  • Lee Cultural Council is supporting the Lee Middle and High School’s “Storybook Composition” project, which teaches students how to use the elements of music to tell a story.
  • Lowell Cultural Council is supporting “Celebrating the Diversity That Surrounds Us” a four-sculpture project from the Lowell Housing Authority. These sculptures are meant to draw attention to the rich diversity and immigrant heritage in the Acre.
  • Martha’s Vineyard Regional Cultural Council is supporting the Annual Native American Artisans Festival organized by the Aquinnah Cultural Center and featuring Native American Artists demonstrating, exhibiting and selling a wide variety of artwork, food, song, and dances.
  • Milford Cultural Council is beautifying their community with art through their “Trash to Treasure Barrel” project. Twelve barrels will be showcased along the Milford Upper Charles River Trail and in various Milford parks. Artists are invited to submit deadlines by June 17, 2022.
  • Nantucket Cultural Council is supporting the Nantucket Community Music Center’s “Early Childhood Music and Movement” program that provides a weekly, 45-minute, bilingual (English and Spanish), music class for babies, toddlers, and preschoolers, and their caretakers, to experience music in a group setting.
  • Needham Council for Arts and Culture is partnering with Needham Art Association to help energize the downtown business area by transforming vacant storefronts into mini art galleries with works by local artists on display.
  • Somerville Arts Council is partnering with East Somerville Main streets to host “SomerStreets: Carnival” on June 5, 2022. It will feature an artisan market, live performances, and food from many different cultures.
  • Wrentham Cultural Council is resuming their “Arts on the Common” festival on June 4, 2022 after a two-year pause. This community event will include a juried art show featuring 35 artists with performances from local dance troupes, live music, and other family-friendly activities.

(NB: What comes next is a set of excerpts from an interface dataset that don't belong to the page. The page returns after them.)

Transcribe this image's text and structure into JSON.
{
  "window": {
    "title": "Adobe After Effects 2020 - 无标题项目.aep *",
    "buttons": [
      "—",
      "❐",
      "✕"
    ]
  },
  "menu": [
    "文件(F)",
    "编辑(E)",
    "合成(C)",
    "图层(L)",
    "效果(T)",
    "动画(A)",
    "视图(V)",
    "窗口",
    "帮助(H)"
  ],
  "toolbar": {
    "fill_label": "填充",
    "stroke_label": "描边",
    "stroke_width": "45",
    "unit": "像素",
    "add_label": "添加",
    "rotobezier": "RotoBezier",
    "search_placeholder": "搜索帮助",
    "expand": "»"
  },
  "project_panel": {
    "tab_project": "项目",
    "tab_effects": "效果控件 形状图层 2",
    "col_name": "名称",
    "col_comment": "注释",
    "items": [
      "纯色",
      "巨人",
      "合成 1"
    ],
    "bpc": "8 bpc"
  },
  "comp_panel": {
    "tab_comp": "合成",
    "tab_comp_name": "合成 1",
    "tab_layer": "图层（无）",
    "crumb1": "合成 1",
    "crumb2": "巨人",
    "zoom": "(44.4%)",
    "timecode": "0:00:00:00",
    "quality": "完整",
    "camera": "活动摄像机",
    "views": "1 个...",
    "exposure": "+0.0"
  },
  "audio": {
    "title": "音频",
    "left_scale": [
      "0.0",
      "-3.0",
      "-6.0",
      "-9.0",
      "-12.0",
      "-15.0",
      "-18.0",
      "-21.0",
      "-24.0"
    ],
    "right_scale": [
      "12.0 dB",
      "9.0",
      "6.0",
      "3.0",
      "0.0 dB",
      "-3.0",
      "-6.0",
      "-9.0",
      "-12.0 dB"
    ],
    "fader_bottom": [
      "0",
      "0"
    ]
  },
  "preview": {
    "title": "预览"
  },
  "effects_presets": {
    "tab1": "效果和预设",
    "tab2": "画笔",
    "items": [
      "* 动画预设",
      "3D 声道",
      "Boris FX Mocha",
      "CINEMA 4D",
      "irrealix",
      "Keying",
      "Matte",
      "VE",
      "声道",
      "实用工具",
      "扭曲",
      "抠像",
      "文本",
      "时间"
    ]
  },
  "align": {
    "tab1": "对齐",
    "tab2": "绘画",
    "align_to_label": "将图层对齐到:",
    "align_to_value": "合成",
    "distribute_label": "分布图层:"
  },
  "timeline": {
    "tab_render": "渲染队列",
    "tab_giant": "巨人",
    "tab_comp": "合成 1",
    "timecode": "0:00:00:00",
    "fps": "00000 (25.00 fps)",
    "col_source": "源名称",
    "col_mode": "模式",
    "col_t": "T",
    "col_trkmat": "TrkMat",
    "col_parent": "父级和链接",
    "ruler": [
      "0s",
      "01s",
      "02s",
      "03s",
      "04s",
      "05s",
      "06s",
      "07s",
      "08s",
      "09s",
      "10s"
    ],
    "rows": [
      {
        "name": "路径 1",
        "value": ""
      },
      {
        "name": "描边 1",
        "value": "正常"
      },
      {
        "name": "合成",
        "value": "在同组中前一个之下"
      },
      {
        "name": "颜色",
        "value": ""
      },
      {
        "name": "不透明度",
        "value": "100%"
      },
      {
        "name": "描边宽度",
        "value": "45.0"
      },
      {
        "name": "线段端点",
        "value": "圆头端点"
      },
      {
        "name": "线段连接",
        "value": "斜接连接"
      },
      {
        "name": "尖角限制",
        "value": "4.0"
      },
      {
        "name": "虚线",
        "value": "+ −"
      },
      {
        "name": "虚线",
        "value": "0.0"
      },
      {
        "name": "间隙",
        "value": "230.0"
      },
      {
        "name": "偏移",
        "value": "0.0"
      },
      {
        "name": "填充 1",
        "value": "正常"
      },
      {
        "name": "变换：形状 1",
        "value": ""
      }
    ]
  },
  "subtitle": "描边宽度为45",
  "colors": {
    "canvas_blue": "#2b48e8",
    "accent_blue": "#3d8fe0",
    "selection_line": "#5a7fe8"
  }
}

What Projects Did My LCC Fund?

See what each LCC funded this year by visiting their council profile on Mass Cultural Council’s web site.

Can I Serve on My LCC?

Mass Cultural Council is very grateful for our 2,500+ LCC volunteer members who have been dedicated – throughout the pandemic – to amplifying the importance that arts and culture play in building and restoring communities.

Mass Cultural Council is ever mindful that some communities face difficulties when locating eligible residents to serve as appointed members on local government bodies. LCCs are municipal government boards, and state law outlines who is eligible for appointment.

This year Mass Cultural Council is working with State Rep. Ken Gordon (D- Bedford), himself a former LCC member and chair, and State Senator Adam Hinds (D- Pittsfield), to pass legislation clarifying and expanding membership opportunities for LCCs. This legislation, H. 3378, was engrossed by the Massachusetts House of Representatives on May 5, and is now being reviewed by the Massachusetts Senate. Mass Cultural Council is eager for the Senate take up the bill, so that those who wish to serve on their LCC but have been unable to do so because of other positions held in their community, can get involved and make a difference.

Those interested in being appointed to their LCC should connect with a Community Initiative team member to learn more or inquire at your City or Town Hall.

Mass Cultural Council’s dynamic Community Initiative Team is tasked with liaising with LCC members to provide assistance as they run their grant programs, as well as administering the Cultural Districts Initiative and Festivals grants. Stay in touch by signing up for their monthly e-newsletter to see what they, and their LCC partners across Massachusetts, are doing to advance the power of culture in your community, and follow the Community Initiative Facebook page.


Back to Top